Peter Jolley and Secretary Pat Mitchell share a discussion
The Yorkshire Terrier Club holds a breed seminar approximately once every two years, and this year the seminar (held on August 8) dealt with the breed standard in the morning and in the afternoon was the talk on preparation, grooming and presentation of a Yorkshire Terrier for the show-ring.
At the top table was Mr Tony Roberts (Chairman YTC) Mrs Doreen Johnson (Chair of ECYTC) Mr Osman Sameja (Vice President YTC) Mrs Betty Whitbread (Vice Chair YTC) and Mrs Pat Mitchell the Club’s hard working Secretary.

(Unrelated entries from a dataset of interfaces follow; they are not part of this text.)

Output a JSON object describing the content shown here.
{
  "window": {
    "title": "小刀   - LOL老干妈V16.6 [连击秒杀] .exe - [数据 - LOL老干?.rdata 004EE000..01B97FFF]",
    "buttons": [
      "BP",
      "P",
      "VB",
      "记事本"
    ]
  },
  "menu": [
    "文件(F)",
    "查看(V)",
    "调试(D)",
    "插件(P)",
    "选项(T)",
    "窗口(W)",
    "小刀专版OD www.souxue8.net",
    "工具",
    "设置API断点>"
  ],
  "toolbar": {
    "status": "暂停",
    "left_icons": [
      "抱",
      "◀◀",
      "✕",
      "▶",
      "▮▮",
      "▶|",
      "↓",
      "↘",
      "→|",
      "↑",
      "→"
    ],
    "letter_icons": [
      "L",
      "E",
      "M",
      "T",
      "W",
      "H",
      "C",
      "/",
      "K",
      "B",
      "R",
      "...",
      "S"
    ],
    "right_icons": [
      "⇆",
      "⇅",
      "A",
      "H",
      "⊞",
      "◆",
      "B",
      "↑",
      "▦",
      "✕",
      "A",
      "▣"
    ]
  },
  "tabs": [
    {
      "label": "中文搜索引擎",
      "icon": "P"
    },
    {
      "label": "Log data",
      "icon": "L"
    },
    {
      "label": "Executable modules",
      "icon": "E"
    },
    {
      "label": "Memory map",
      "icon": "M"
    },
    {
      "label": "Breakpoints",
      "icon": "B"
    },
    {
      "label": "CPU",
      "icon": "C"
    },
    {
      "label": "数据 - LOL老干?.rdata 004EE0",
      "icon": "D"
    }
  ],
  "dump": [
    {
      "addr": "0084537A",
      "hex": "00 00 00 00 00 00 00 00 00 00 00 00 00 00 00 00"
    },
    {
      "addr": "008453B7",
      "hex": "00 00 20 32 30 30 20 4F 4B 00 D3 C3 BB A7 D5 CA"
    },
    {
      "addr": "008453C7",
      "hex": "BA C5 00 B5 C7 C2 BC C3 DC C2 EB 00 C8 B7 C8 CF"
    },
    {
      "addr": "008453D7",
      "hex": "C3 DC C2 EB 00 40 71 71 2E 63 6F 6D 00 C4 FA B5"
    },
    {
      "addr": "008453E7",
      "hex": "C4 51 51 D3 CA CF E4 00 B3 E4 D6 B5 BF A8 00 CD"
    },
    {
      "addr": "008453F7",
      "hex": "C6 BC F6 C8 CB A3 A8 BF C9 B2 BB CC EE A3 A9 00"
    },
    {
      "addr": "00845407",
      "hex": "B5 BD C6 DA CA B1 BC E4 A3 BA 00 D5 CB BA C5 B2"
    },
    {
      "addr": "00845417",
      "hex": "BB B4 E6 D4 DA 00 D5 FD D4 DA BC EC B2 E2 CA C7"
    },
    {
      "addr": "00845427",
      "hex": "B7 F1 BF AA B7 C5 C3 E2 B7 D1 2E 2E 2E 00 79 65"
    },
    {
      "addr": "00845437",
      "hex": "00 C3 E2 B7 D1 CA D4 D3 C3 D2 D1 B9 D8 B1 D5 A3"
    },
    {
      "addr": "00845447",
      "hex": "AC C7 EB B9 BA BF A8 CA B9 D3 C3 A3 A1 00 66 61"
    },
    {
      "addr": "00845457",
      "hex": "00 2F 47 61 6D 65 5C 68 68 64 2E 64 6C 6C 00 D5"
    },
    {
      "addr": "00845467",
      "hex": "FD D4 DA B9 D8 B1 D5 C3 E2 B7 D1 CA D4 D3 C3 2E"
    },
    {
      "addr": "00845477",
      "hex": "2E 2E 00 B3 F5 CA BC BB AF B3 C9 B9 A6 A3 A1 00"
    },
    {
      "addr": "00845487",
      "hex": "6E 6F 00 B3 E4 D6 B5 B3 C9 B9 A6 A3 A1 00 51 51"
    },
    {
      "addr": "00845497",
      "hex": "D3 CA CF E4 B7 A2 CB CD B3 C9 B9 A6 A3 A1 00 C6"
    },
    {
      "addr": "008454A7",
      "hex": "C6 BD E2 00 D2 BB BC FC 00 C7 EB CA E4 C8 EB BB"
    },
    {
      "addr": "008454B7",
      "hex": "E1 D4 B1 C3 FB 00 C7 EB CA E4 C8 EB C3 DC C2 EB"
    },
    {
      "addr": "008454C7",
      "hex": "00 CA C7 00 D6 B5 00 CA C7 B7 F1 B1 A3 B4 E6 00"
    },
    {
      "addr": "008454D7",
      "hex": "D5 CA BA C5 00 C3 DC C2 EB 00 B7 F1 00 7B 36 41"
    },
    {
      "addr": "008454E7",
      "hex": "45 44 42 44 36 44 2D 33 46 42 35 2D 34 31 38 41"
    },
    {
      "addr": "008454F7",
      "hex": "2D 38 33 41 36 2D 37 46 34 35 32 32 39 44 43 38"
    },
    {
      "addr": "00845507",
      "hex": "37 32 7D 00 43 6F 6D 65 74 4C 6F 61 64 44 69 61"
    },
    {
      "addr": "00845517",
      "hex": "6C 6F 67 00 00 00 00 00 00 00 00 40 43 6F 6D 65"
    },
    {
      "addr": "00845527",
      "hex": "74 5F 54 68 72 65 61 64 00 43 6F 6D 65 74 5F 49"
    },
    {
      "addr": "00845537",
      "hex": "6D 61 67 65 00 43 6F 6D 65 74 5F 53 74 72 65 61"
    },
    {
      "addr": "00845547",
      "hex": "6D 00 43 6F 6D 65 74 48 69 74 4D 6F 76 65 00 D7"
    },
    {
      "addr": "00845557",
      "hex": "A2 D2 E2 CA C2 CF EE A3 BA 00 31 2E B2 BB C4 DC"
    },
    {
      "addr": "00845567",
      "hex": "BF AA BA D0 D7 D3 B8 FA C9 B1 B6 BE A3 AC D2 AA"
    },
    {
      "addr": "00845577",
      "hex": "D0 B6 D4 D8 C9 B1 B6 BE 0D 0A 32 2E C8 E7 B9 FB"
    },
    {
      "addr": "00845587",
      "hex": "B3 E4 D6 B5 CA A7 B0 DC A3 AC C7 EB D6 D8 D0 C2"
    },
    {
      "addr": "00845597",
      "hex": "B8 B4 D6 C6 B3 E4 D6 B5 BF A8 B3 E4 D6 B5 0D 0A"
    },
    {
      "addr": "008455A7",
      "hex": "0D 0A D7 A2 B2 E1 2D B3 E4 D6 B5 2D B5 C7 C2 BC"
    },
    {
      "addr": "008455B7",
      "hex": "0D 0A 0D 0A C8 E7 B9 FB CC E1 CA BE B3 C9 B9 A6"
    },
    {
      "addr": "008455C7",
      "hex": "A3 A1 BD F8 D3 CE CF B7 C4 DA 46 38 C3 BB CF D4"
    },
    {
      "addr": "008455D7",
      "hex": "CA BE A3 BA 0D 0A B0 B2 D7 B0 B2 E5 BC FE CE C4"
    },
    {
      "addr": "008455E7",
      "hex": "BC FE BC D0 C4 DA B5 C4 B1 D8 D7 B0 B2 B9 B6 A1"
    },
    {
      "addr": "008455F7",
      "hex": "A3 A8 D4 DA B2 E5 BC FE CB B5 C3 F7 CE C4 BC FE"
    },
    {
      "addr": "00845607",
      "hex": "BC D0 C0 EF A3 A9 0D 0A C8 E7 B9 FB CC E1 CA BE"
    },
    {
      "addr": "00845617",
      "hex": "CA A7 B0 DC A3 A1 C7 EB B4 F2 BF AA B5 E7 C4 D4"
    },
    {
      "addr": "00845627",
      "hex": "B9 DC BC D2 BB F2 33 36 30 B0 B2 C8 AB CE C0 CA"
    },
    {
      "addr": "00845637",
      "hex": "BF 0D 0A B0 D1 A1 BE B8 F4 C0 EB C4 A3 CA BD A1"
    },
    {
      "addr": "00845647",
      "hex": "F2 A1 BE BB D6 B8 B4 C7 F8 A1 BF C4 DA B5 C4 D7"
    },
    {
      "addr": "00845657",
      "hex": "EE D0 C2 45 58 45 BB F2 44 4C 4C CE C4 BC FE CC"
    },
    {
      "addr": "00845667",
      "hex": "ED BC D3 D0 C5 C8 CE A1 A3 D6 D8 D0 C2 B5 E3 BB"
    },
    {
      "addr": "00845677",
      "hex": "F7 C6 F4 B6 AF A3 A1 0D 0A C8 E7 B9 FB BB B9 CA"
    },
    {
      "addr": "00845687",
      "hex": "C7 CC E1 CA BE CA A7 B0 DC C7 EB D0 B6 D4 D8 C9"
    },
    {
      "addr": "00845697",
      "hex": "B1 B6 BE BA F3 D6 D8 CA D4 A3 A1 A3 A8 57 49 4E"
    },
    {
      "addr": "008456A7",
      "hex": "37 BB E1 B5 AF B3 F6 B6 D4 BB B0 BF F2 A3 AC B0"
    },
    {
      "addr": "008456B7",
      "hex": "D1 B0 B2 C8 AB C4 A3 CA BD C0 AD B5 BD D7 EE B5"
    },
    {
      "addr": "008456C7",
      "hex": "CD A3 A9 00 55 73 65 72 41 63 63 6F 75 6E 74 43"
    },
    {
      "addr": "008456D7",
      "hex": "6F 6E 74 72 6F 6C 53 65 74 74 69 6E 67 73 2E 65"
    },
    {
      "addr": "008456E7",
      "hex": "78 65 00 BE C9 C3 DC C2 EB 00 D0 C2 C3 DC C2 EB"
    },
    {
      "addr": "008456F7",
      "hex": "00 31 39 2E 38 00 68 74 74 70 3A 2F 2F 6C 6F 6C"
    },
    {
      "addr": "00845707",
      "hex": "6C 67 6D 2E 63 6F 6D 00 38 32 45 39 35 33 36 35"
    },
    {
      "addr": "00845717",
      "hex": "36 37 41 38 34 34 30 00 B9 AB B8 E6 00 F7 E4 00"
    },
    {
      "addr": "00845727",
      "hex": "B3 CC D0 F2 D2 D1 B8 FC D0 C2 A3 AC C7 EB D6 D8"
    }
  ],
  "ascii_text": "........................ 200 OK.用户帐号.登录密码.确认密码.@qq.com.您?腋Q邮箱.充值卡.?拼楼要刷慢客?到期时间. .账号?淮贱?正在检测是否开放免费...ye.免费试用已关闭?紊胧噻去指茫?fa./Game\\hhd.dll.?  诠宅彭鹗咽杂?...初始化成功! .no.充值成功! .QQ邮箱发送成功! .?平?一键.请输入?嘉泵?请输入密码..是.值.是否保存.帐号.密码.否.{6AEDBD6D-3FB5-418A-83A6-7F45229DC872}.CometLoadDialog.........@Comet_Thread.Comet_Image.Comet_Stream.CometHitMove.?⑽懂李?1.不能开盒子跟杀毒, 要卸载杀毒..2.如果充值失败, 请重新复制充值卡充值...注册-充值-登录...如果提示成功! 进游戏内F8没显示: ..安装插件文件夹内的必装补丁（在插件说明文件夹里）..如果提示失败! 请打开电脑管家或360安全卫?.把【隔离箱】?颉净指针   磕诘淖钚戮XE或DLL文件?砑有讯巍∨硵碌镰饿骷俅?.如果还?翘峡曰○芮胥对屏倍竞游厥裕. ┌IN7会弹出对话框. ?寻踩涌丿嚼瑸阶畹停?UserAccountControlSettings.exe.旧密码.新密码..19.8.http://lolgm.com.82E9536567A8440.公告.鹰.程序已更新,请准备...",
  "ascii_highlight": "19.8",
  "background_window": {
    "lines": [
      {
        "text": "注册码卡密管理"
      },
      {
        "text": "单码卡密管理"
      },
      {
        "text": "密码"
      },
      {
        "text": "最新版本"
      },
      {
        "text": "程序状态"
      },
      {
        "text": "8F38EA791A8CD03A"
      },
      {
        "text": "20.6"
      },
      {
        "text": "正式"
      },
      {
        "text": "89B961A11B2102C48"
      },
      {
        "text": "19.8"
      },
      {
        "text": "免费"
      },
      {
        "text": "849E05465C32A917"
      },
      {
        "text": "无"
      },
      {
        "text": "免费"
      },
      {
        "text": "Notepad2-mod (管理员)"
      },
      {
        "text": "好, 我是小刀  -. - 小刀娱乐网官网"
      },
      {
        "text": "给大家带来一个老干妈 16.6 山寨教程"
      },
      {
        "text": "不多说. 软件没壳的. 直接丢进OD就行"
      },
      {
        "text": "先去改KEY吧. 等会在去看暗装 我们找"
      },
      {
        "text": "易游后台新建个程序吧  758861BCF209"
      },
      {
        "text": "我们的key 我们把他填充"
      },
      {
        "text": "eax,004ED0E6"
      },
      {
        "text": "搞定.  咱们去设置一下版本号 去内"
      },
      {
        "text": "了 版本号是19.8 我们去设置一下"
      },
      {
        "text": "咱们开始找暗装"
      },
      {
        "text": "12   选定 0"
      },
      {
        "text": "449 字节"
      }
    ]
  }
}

The breed standard was covered by Mr Osman Sameja (Ozmilion), Mrs Doreen Johnson (Lyndoney) and Mrs Betty Whitbread (Brybett) each of whom have had in excess of 30 years experience in the breed, and in excess of a century between them.
The day was aimed at helping everyone with an interest in the breed and it suited the couple who had bought and shown their very first Yorkie at Windsor this year right through to the more seasoned exhibitor and judges.
It was good to see people from other groups, such as Mrs Sheila Sadler (Roseday Cocker Spaniels) Mr Ken Bartlett (Dwilencia W.H.W.T.) as well as Toy Specialists Mrs Annette Oliver, Mr Peter Jolley, Mr Des Jenkins and Mrs Anne Whitehead.
The atmosphere was very warm and very friendly. The normally quiet and shy Mr Osman Sameja was the first speaker and after only a few minutes he was in full flow speaking with all the love, compassion, authority and knowledge one can only gain after a life-time of dedication to a breed. He took each part of the breed standard individually, firstly reading the standard and then explaining it in fuller detail. He did an excellent job of detailing how it applied to his own dogs.
Mr Sameja had arranged for many pictures to be there of the dogs from the past, from Huddersfield Ben (born 1865) through the Edwardian age, then Lady Edith Windham Dawson and her Soham champions, Mrs Crookshank and her beautiful Ch Mr Pim of Johnstounburn and many others too. Mrs Johnson brought pictures of her champions from the first one through to the current winning dog.
In addition there were many pictures of Mr Sameja’s famous champions showing how the breed has changed and developed since he won his first CC in 1972, there have now been 42 Ozmilion champions. He also demonstrated through the pictures of the world famous Ch Ozmilion Mystification how many changes the individual dog goes through before reaching its maturity and full glory.
The pictures showed the finer points of the breed including the glorious shading of the tans on the fabulously long falls that the breed can be endowed with if the right amount of time and dedication is invested.
Mrs Johnson wanted potential judges to be sure that they only put up stock which was sound. It is of no use having a pretty animal if it can’t walk properly and unfortunately this had been happening of late – judges not knowing the structure appeared to have judged on presentation which only does the breed harm. She also felt that the ears are getting bigger and they are flapping when the dog is on the move.
Mrs Whitbread felt the same way and emphasised the necessity of sound dogs, if a dog isn’t sound then how can it conform to the breed standard? She also warned of the light eyes which seem to be creeping into the breed.
Mr Roberts (Camdar) felt there was insufficient exercise given to some of the show dogs, they are dogs first, show dogs second. It is more important to have muscle on the hind legs than a long coat and exercise is the only way to achieve this.
There was a healthy question and answer time which seemed more like a fireside chat between friends and the whole experience was not just educational, but also most enjoyable.
The lunch break was followed by an afternoon discussing the grooming, preparation and presentation of a Yorkshire Terrier for the show ring and this was covered by Mrs Susan Prevost (Hassendean), Mrs Ginney Streek (Sherazade) and Mrs Nadine Dauphin-Simmons (Senidan). Mrs Prevost demonstrated on a puppy while Mrs Dauphin-Simmons covered crackering of the dog for the protection of the coat. Every aspect of the show-dogs requirements was covered and after a break for afternoon tea there was a further opportunity for questions and answers.
During the breaks there were opportunities for everyone to look more closely at the pictures or for individual breed advisors to give more individual attention to smaller groups who were full of questions.
The day went very quickly and there was something there fore everyone. I thoroughly enjoyed it and felt considerable benefit from having attended.